My son has ADHD. In kindergarten he had a hard time finishing his work even though he caused no disruptions in the classroom. The teacher wouldn't let him go out for recess because he hadn't finished his work. At the time I thought he was learning to follow through but years later I regret that I let that teacher get away with that. My son had a learning disability that he was punished for. Out of all kids he probably needed that recess most.
I just read that in some Chicago schools it has been 3 years since the kids had recess but they are reintroducing it. But the kids don't know how to play, so they have instructors. Goodness. We want our kids to work hard but in a society that is obese and stressed maybe one easy solution is recess. The research shows it efinately doesn't hurt.
An important social skill for kids to learn is both learning how to be a leader and a follower. When I have taught lessons on this I will ask the kids "what makes a good leader?'
They will say someone who takes charge. "What makes a good follower?" "Someone who does whatever the leader says."
Kids are shocked when I suggest that a good follower sometimes lets the leader know their opinions and ideas. That it is okay to think differently than the follower. A good leader listens to other people's ideas, and then makes a decision. A good leader serves those who follows him/her.

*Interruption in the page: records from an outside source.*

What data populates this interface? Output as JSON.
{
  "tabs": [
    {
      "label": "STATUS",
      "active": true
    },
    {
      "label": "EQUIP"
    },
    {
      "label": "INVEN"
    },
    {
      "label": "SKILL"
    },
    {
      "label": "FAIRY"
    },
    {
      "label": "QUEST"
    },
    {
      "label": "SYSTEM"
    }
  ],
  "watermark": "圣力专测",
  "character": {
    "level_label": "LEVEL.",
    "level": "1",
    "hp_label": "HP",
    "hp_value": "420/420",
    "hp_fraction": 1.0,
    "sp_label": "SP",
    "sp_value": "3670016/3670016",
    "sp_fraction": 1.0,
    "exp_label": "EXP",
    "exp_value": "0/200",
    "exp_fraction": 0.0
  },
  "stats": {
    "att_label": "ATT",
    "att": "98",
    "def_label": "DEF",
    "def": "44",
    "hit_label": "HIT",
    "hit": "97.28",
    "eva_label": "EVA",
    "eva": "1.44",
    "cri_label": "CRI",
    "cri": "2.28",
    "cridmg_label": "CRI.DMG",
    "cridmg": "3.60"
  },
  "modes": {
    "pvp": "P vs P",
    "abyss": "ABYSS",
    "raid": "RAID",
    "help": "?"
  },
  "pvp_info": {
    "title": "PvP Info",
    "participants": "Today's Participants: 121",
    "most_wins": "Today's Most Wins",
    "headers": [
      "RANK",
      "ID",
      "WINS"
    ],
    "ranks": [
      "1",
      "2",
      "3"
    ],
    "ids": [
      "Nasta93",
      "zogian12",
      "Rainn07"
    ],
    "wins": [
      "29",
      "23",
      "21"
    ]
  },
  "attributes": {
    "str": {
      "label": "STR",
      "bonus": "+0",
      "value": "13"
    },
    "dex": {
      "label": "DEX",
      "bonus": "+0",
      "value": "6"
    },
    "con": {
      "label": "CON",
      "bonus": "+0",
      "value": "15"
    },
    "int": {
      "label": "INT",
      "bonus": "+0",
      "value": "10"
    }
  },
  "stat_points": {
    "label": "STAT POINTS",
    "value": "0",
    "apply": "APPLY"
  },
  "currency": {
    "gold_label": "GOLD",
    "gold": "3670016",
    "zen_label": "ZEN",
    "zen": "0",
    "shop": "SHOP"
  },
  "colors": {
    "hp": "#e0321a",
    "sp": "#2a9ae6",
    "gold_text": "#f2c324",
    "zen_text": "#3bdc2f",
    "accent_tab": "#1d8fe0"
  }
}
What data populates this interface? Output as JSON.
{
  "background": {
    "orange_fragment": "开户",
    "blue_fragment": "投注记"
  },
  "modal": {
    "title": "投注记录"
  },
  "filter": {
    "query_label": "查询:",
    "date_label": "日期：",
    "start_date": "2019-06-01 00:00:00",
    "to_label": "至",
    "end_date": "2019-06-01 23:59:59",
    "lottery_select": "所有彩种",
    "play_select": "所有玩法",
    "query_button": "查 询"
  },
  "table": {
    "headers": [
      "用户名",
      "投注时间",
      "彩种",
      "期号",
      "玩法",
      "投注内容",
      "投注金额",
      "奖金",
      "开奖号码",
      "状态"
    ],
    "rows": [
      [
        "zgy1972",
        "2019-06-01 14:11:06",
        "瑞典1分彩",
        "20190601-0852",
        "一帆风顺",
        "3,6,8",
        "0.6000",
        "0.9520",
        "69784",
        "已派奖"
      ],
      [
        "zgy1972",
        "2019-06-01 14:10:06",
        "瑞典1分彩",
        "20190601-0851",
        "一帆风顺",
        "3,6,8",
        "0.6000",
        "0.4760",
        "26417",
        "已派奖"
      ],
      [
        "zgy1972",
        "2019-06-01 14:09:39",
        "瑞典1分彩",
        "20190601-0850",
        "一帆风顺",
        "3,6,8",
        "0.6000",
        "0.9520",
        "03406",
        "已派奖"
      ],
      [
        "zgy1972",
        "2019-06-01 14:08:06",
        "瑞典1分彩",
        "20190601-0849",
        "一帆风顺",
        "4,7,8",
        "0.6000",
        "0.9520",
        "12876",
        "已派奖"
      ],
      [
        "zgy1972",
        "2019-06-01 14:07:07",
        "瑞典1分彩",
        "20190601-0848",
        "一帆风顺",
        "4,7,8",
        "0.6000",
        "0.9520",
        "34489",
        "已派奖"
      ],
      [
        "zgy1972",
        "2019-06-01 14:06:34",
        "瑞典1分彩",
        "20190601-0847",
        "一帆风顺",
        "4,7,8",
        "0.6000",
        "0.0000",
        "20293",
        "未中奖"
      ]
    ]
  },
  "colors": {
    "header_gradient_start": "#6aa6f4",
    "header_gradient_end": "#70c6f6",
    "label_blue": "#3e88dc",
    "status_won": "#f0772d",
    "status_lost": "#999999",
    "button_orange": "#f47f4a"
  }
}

A good follower offers suggestions but once a leader makes a decision follows them unless the follower feels it is ethically against their views.
What are some good ideas to help children learn leadership and following skills?
1. Discuss what makes a good leader or follower.
2. MOTHER MAY I. Fantastic game!
How to play: One player is designated as the mother (boys can be the father). The mother/father stands at one end of the room, and the remaining players line up at the opposite end. Players take turns asking "Mother/Father, may I (movement suggestion)?" The mother/father answers either "Yes, you may" or "No, but you may (another movement suggestion)." Even if the mother/father makes an unfavorable suggestion, such as return to the starting point, the player must perform it.
The rules: Some suggestions of what the players may ask the mother/father include: take (number of) steps/baby steps/giant steps/frog leaps forward.
How to win: Be the first person to reach the mother or father. That person becomes the next mother or father if another round is played.
What else you need to know: The mother/father can reduce the number of steps being asked to take or change the type of steps they make or even tell the player to take that number of steps backward instead.
This is a great game in teaching how to ask our leaders for something, how to negotiate what we want and how to follow. It also helps teh mother/father how to lead. You can change the mother/father to a story leader such as "Dumbledore May I" (from Harry Potter) or "Chiron May I" (from Percy Jackson.)
3. Play Hot/Cold.
Step 1: Choose a Hunter
I am a mother of 3. I have a passion for helping kids feel comfortable in their 'own skin'.